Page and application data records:

※

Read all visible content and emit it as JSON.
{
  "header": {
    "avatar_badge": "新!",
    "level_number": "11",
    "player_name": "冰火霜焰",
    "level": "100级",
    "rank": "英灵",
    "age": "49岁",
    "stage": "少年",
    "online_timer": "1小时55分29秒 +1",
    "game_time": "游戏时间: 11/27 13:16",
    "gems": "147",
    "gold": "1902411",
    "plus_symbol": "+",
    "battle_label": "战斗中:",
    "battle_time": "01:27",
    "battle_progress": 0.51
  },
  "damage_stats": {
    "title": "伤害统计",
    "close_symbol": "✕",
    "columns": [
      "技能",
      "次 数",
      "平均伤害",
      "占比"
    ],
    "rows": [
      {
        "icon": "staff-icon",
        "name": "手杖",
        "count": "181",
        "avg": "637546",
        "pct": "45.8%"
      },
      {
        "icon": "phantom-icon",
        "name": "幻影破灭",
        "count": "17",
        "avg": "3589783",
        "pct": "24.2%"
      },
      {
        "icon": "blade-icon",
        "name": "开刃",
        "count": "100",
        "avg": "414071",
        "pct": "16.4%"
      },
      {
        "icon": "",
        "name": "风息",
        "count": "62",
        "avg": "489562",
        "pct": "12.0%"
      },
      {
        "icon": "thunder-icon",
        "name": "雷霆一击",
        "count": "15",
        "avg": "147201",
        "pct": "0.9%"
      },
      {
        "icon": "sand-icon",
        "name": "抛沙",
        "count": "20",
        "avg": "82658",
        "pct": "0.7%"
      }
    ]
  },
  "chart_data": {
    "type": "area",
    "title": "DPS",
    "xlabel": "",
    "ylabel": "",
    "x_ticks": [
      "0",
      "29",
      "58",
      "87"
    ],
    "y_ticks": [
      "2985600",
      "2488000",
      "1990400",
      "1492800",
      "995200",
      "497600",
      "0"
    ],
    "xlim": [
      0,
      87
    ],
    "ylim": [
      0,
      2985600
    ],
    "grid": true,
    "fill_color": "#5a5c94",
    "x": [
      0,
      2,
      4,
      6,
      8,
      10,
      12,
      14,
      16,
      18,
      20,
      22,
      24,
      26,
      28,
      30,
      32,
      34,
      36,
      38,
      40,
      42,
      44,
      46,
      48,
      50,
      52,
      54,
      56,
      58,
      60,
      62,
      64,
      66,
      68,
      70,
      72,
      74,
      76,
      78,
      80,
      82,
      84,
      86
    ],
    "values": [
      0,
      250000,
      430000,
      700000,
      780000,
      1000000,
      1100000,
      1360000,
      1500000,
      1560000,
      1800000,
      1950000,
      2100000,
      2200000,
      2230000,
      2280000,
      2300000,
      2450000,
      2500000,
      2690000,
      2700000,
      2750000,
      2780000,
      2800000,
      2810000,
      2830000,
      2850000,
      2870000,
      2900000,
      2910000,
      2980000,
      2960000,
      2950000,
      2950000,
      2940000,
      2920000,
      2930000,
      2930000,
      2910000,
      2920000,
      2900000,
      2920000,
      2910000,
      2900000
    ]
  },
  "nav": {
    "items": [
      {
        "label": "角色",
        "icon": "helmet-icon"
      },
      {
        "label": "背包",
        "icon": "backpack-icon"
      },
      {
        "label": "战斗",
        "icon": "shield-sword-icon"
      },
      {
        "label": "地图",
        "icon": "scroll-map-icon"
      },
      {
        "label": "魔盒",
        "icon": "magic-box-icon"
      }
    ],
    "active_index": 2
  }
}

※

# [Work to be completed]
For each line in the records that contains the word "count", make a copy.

# [Answer below]
        "count": "181",
        "count": "17",
        "count": "100",
        "count": "62",
        "count": "15",
        "count": "20",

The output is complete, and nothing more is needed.